→ ABOUT THIS TASK: The whole of the data, every line, should come back exactly the same.

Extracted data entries
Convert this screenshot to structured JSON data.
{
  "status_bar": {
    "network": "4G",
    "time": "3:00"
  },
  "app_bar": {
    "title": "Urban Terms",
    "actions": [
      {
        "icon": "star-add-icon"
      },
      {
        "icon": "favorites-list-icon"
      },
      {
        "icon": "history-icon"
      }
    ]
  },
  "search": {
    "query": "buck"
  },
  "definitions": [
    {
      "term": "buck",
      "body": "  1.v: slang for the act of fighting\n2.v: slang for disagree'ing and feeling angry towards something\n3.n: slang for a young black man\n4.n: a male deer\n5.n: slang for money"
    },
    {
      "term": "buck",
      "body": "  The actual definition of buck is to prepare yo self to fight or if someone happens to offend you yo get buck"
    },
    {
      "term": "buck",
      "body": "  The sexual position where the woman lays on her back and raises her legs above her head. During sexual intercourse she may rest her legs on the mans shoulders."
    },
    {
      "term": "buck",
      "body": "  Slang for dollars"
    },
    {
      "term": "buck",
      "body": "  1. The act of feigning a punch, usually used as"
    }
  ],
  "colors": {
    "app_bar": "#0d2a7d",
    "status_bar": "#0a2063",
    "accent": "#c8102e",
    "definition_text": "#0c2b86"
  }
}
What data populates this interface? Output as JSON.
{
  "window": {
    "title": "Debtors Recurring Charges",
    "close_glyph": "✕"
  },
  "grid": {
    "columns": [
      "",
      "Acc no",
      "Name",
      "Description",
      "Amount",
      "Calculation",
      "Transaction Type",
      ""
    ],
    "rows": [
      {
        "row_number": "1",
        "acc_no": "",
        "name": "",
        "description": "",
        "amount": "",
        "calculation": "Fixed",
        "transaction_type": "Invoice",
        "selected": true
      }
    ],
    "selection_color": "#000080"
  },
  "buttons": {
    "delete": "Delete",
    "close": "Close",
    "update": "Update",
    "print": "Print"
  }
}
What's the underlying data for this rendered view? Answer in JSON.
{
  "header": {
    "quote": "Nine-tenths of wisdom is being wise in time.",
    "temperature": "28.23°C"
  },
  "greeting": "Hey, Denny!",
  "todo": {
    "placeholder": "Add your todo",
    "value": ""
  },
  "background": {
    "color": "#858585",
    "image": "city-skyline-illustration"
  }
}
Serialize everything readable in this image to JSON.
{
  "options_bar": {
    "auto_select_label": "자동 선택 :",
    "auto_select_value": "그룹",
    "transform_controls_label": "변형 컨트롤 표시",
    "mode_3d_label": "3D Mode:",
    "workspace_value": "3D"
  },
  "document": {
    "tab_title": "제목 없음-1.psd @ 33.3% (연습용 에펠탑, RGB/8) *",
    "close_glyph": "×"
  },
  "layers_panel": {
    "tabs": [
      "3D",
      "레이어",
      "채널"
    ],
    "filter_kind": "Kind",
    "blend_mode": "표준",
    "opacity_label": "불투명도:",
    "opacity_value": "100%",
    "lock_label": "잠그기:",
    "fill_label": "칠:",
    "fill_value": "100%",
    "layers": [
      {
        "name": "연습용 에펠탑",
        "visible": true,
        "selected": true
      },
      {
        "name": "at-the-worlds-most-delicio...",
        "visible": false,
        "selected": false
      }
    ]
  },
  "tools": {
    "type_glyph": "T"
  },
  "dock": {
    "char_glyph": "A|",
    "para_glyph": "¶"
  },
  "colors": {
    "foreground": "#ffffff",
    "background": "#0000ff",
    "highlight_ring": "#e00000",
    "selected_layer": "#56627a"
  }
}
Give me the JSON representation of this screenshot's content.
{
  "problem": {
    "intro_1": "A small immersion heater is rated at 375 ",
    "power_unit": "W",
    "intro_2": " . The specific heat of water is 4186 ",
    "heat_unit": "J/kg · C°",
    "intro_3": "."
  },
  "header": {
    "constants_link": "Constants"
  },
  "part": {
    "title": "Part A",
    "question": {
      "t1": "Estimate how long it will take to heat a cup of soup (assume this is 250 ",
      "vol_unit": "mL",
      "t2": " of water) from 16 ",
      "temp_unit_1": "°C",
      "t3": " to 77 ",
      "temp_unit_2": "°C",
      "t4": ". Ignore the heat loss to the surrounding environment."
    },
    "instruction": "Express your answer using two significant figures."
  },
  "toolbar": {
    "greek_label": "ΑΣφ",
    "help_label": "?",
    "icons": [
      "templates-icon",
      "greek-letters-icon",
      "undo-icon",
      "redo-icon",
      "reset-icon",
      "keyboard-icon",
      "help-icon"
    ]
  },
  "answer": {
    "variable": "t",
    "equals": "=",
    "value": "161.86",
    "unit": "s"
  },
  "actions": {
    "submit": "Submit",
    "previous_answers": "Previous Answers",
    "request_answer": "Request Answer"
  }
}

→ EXERCISE RESULT:
Convert this screenshot to structured JSON data.
{
  "status_bar": {
    "network": "4G",
    "time": "3:00"
  },
  "app_bar": {
    "title": "Urban Terms",
    "actions": [
      {
        "icon": "star-add-icon"
      },
      {
        "icon": "favorites-list-icon"
      },
      {
        "icon": "history-icon"
      }
    ]
  },
  "search": {
    "query": "buck"
  },
  "definitions": [
    {
      "term": "buck",
      "body": "  1.v: slang for the act of fighting\n2.v: slang for disagree'ing and feeling angry towards something\n3.n: slang for a young black man\n4.n: a male deer\n5.n: slang for money"
    },
    {
      "term": "buck",
      "body": "  The actual definition of buck is to prepare yo self to fight or if someone happens to offend you yo get buck"
    },
    {
      "term": "buck",
      "body": "  The sexual position where the woman lays on her back and raises her legs above her head. During sexual intercourse she may rest her legs on the mans shoulders."
    },
    {
      "term": "buck",
      "body": "  Slang for dollars"
    },
    {
      "term": "buck",
      "body": "  1. The act of feigning a punch, usually used as"
    }
  ],
  "colors": {
    "app_bar": "#0d2a7d",
    "status_bar": "#0a2063",
    "accent": "#c8102e",
    "definition_text": "#0c2b86"
  }
}
What data populates this interface? Output as JSON.
{
  "window": {
    "title": "Debtors Recurring Charges",
    "close_glyph": "✕"
  },
  "grid": {
    "columns": [
      "",
      "Acc no",
      "Name",
      "Description",
      "Amount",
      "Calculation",
      "Transaction Type",
      ""
    ],
    "rows": [
      {
        "row_number": "1",
        "acc_no": "",
        "name": "",
        "description": "",
        "amount": "",
        "calculation": "Fixed",
        "transaction_type": "Invoice",
        "selected": true
      }
    ],
    "selection_color": "#000080"
  },
  "buttons": {
    "delete": "Delete",
    "close": "Close",
    "update": "Update",
    "print": "Print"
  }
}
What's the underlying data for this rendered view? Answer in JSON.
{
  "header": {
    "quote": "Nine-tenths of wisdom is being wise in time.",
    "temperature": "28.23°C"
  },
  "greeting": "Hey, Denny!",
  "todo": {
    "placeholder": "Add your todo",
    "value": ""
  },
  "background": {
    "color": "#858585",
    "image": "city-skyline-illustration"
  }
}
Serialize everything readable in this image to JSON.
{
  "options_bar": {
    "auto_select_label": "자동 선택 :",
    "auto_select_value": "그룹",
    "transform_controls_label": "변형 컨트롤 표시",
    "mode_3d_label": "3D Mode:",
    "workspace_value": "3D"
  },
  "document": {
    "tab_title": "제목 없음-1.psd @ 33.3% (연습용 에펠탑, RGB/8) *",
    "close_glyph": "×"
  },
  "layers_panel": {
    "tabs": [
      "3D",
      "레이어",
      "채널"
    ],
    "filter_kind": "Kind",
    "blend_mode": "표준",
    "opacity_label": "불투명도:",
    "opacity_value": "100%",
    "lock_label": "잠그기:",
    "fill_label": "칠:",
    "fill_value": "100%",
    "layers": [
      {
        "name": "연습용 에펠탑",
        "visible": true,
        "selected": true
      },
      {
        "name": "at-the-worlds-most-delicio...",
        "visible": false,
        "selected": false
      }
    ]
  },
  "tools": {
    "type_glyph": "T"
  },
  "dock": {
    "char_glyph": "A|",
    "para_glyph": "¶"
  },
  "colors": {
    "foreground": "#ffffff",
    "background": "#0000ff",
    "highlight_ring": "#e00000",
    "selected_layer": "#56627a"
  }
}
Give me the JSON representation of this screenshot's content.
{
  "problem": {
    "intro_1": "A small immersion heater is rated at 375 ",
    "power_unit": "W",
    "intro_2": " . The specific heat of water is 4186 ",
    "heat_unit": "J/kg · C°",
    "intro_3": "."
  },
  "header": {
    "constants_link": "Constants"
  },
  "part": {
    "title": "Part A",
    "question": {
      "t1": "Estimate how long it will take to heat a cup of soup (assume this is 250 ",
      "vol_unit": "mL",
      "t2": " of water) from 16 ",
      "temp_unit_1": "°C",
      "t3": " to 77 ",
      "temp_unit_2": "°C",
      "t4": ". Ignore the heat loss to the surrounding environment."
    },
    "instruction": "Express your answer using two significant figures."
  },
  "toolbar": {
    "greek_label": "ΑΣφ",
    "help_label": "?",
    "icons": [
      "templates-icon",
      "greek-letters-icon",
      "undo-icon",
      "redo-icon",
      "reset-icon",
      "keyboard-icon",
      "help-icon"
    ]
  },
  "answer": {
    "variable": "t",
    "equals": "=",
    "value": "161.86",
    "unit": "s"
  },
  "actions": {
    "submit": "Submit",
    "previous_answers": "Previous Answers",
    "request_answer": "Request Answer"
  }
}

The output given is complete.